“If Harry Truman ever had a faithful Boswell, he was Jonathan Daniels, the even-voiced editor of the Raleigh, N.C. News & Observer (circ. 113,277). Daniels, briefly Truman’s press secretary in 1945, was always welcomed at the White House as a friendly reporter. The President read, and edited in galley proof, large chunks of Daniels’ ‘The Man of Independence.’
“Last week Presidential Press Secretary Joseph Short angrily denounced an article by Daniels in Collier’s which… attributed to the President some recommendations for reforming Congress. Most notable: limiting tenure to 12 years. Daniels pointed out that such a limitation would lop off such Democratic pillars as Speaker Sam Rayburn….
” ‘That subject,’ said Short, reading from notes he and Truman had prepared together, ‘was mentioned a long time ago in a casual, joking way during a confidential conversation…. The President never has considered the subject seriously . . . The article is an entirely misleading distortion….’

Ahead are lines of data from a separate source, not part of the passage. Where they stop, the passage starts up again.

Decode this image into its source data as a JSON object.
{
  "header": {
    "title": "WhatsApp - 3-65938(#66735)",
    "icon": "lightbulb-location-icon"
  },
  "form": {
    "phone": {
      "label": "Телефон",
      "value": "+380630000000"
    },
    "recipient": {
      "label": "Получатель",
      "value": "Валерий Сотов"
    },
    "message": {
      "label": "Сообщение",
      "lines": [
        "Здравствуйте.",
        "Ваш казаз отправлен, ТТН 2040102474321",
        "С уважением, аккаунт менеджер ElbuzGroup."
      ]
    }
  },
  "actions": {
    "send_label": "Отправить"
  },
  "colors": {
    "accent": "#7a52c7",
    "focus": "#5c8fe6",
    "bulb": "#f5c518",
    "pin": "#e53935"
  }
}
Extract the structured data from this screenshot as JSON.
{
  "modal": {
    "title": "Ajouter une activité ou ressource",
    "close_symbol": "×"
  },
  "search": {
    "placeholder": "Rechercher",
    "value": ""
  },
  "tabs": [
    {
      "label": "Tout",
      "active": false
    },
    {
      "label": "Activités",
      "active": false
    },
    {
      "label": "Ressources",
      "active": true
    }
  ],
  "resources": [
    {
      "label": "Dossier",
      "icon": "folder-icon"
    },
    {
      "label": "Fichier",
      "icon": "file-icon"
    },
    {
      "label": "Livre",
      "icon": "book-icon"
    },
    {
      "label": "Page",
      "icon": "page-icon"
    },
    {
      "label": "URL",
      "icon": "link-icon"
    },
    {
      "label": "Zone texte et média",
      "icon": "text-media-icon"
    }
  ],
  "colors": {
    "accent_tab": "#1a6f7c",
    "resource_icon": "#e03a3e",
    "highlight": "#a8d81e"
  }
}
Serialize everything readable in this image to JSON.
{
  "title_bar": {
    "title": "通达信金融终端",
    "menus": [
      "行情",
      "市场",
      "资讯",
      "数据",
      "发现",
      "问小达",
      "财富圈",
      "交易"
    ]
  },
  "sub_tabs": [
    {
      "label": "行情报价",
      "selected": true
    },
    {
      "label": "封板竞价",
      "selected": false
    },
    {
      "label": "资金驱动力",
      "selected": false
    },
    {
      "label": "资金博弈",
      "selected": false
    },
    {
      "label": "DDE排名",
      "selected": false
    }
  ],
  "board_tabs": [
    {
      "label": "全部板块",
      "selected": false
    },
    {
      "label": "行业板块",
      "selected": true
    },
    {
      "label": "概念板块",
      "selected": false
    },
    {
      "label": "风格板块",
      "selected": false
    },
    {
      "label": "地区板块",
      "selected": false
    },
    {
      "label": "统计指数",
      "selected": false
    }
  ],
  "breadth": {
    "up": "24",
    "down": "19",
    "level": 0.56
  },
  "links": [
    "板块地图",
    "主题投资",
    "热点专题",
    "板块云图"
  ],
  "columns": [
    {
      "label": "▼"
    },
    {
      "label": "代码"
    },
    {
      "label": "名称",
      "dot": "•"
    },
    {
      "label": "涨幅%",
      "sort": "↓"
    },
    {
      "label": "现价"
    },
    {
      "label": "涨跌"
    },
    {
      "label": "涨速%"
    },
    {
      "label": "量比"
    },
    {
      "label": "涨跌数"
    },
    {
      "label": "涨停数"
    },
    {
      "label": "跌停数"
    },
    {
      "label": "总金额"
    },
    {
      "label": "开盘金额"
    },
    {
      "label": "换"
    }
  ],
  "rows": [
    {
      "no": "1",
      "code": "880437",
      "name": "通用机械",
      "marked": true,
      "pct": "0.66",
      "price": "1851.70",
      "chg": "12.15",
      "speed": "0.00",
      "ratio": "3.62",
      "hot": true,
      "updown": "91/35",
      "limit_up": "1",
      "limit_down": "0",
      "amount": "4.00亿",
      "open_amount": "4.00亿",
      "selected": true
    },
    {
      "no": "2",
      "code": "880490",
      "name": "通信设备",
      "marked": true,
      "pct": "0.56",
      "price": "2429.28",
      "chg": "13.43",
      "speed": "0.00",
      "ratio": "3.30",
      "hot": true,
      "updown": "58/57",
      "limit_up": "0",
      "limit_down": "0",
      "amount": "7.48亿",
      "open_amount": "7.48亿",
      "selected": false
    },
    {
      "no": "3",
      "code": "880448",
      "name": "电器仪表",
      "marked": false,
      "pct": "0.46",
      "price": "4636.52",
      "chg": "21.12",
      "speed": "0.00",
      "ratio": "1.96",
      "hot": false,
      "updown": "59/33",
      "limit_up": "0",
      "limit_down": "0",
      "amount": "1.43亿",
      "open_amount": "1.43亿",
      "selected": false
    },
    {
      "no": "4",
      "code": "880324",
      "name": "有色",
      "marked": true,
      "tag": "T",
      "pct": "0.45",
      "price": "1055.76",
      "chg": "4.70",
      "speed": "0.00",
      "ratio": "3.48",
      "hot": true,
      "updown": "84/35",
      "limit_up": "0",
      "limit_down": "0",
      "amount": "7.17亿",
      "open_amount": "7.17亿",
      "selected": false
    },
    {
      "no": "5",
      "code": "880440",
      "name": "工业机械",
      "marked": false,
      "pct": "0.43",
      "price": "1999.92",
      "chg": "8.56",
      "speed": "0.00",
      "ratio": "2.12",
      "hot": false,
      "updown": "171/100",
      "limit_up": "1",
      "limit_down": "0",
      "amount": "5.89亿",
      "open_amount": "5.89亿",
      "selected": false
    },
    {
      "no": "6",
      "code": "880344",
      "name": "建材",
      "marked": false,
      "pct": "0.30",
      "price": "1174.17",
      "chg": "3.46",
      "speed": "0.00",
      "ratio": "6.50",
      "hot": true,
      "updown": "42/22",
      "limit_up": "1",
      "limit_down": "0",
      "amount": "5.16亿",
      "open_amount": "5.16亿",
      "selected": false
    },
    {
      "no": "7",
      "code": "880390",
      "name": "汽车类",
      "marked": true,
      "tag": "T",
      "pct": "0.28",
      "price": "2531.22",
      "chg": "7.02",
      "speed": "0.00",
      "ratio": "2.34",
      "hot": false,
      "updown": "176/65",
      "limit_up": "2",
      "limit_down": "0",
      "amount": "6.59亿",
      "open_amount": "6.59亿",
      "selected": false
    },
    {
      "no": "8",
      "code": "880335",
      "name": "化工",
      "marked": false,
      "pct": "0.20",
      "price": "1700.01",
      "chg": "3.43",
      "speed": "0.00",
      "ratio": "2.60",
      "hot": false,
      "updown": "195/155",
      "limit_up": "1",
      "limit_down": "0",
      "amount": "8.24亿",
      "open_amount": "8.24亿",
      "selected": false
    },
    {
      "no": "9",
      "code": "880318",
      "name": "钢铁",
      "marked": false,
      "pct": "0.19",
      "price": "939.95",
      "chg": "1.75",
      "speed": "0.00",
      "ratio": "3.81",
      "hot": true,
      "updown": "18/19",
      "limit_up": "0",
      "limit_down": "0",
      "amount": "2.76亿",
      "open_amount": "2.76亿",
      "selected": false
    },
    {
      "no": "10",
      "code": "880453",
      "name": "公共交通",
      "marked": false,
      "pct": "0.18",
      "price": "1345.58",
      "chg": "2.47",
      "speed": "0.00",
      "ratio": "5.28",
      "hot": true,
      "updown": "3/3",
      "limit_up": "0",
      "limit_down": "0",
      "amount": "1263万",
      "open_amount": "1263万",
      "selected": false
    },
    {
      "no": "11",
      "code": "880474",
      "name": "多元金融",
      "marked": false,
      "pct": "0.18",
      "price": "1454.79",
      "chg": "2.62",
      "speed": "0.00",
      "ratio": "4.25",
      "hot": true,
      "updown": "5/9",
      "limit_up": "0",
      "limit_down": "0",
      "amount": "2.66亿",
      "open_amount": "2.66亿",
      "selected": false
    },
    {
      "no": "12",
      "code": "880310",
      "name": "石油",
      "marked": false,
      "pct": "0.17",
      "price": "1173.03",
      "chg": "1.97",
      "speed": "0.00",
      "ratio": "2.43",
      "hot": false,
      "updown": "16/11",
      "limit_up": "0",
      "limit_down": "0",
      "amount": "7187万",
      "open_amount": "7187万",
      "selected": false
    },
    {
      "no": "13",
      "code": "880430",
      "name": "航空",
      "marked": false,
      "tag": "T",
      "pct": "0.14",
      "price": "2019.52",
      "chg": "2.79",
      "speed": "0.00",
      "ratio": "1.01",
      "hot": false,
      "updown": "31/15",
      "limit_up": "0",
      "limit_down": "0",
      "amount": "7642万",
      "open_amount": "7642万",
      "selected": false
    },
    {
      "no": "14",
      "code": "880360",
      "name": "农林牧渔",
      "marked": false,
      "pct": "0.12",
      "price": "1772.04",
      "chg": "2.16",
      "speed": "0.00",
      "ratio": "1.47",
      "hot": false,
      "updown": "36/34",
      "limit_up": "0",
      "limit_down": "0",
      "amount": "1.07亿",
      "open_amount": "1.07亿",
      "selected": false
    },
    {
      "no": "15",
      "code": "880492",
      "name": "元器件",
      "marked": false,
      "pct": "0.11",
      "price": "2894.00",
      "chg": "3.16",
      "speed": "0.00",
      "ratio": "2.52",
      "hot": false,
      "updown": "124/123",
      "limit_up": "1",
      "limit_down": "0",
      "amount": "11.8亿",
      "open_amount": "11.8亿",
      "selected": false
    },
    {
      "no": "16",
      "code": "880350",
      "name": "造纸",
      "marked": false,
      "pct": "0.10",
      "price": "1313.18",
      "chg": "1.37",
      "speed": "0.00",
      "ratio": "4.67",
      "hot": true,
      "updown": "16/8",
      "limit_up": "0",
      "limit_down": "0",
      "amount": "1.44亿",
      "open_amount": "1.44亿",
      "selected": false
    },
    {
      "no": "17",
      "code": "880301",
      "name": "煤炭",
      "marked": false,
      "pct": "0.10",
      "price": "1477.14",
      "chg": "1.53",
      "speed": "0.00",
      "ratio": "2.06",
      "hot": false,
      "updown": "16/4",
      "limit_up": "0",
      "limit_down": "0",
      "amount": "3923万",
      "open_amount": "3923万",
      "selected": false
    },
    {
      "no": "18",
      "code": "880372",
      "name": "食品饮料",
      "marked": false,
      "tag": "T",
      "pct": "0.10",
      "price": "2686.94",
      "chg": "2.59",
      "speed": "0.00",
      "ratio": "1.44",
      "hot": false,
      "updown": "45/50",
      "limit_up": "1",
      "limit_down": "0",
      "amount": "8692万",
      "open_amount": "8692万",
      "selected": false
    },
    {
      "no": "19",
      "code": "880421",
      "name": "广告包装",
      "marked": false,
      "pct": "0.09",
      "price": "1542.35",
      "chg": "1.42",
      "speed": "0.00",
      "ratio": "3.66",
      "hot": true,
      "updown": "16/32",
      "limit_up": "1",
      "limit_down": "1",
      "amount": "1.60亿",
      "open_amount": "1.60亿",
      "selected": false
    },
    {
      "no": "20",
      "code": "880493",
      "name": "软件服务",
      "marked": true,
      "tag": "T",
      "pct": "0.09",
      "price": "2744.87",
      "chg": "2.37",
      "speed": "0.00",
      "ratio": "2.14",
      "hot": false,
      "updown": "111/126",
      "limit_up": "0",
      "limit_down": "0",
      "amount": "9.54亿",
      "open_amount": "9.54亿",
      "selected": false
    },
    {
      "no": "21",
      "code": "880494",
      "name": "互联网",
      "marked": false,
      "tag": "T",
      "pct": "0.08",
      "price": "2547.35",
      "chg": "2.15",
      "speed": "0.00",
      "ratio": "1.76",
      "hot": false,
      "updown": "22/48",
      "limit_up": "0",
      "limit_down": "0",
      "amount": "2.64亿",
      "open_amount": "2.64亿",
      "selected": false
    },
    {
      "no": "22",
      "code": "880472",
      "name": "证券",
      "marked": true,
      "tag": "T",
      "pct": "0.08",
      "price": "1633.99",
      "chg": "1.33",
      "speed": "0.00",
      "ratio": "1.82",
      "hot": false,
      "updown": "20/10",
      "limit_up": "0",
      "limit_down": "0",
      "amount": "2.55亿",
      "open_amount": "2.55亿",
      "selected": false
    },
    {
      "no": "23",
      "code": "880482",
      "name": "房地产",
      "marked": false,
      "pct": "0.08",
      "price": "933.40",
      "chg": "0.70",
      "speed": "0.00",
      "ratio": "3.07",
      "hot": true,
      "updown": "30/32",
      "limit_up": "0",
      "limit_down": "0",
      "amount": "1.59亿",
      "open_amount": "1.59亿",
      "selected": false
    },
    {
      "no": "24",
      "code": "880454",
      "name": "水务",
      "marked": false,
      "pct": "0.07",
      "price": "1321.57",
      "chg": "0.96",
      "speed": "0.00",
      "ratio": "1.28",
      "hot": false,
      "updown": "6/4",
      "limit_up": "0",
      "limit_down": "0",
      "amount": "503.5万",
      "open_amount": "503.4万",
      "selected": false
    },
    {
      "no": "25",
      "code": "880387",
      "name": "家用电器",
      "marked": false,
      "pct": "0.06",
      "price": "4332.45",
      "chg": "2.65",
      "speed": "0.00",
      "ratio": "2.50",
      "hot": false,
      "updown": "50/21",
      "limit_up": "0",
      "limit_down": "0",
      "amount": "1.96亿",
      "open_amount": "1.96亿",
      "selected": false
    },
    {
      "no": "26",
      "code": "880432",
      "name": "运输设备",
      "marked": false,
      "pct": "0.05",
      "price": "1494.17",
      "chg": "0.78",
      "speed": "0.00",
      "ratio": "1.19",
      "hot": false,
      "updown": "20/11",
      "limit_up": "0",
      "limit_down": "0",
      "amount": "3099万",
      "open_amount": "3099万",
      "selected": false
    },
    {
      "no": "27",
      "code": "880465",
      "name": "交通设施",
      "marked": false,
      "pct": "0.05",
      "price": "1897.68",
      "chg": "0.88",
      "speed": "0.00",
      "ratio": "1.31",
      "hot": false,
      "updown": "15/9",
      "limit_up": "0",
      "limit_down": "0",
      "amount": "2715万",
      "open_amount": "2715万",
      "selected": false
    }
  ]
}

“Stung at being called a bad reporter, Daniels snapped back: ‘I wish . . . Joe Short had consulted the White House files . . . Letters . . . will show that the article was not even undertaken until I had written the President, asked him if I could see him to get the story, and had a reply that he would be glad to see me . . .’ ”
— From Time magazine, April 16, 1951